*Try it*. Give back the records in full, with every line exactly as it was.

*Task material*.
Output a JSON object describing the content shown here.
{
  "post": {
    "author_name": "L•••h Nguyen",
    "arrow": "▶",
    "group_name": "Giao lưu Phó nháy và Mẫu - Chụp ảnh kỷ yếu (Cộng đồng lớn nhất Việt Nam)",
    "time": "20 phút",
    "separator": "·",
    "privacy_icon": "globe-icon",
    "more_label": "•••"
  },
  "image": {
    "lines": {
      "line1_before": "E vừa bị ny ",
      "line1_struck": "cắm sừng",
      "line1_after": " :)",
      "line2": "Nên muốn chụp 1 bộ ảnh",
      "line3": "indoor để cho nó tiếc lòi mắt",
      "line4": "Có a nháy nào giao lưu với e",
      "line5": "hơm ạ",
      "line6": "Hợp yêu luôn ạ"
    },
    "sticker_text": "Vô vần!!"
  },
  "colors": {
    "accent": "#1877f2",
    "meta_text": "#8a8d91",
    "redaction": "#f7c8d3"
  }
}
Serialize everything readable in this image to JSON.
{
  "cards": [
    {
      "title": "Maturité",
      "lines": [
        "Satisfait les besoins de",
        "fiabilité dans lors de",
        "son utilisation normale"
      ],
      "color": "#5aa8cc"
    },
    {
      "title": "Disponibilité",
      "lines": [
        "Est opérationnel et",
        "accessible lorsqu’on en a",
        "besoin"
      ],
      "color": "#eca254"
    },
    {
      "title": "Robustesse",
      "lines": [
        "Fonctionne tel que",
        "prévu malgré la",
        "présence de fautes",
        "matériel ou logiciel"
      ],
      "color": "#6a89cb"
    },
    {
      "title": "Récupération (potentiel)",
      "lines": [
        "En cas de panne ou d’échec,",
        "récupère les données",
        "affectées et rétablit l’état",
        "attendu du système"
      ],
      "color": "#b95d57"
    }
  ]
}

*Answer to this task*.
Output a JSON object describing the content shown here.
{
  "post": {
    "author_name": "L•••h Nguyen",
    "arrow": "▶",
    "group_name": "Giao lưu Phó nháy và Mẫu - Chụp ảnh kỷ yếu (Cộng đồng lớn nhất Việt Nam)",
    "time": "20 phút",
    "separator": "·",
    "privacy_icon": "globe-icon",
    "more_label": "•••"
  },
  "image": {
    "lines": {
      "line1_before": "E vừa bị ny ",
      "line1_struck": "cắm sừng",
      "line1_after": " :)",
      "line2": "Nên muốn chụp 1 bộ ảnh",
      "line3": "indoor để cho nó tiếc lòi mắt",
      "line4": "Có a nháy nào giao lưu với e",
      "line5": "hơm ạ",
      "line6": "Hợp yêu luôn ạ"
    },
    "sticker_text": "Vô vần!!"
  },
  "colors": {
    "accent": "#1877f2",
    "meta_text": "#8a8d91",
    "redaction": "#f7c8d3"
  }
}
Serialize everything readable in this image to JSON.
{
  "cards": [
    {
      "title": "Maturité",
      "lines": [
        "Satisfait les besoins de",
        "fiabilité dans lors de",
        "son utilisation normale"
      ],
      "color": "#5aa8cc"
    },
    {
      "title": "Disponibilité",
      "lines": [
        "Est opérationnel et",
        "accessible lorsqu’on en a",
        "besoin"
      ],
      "color": "#eca254"
    },
    {
      "title": "Robustesse",
      "lines": [
        "Fonctionne tel que",
        "prévu malgré la",
        "présence de fautes",
        "matériel ou logiciel"
      ],
      "color": "#6a89cb"
    },
    {
      "title": "Récupération (potentiel)",
      "lines": [
        "En cas de panne ou d’échec,",
        "récupère les données",
        "affectées et rétablit l’état",
        "attendu du système"
      ],
      "color": "#b95d57"
    }
  ]
}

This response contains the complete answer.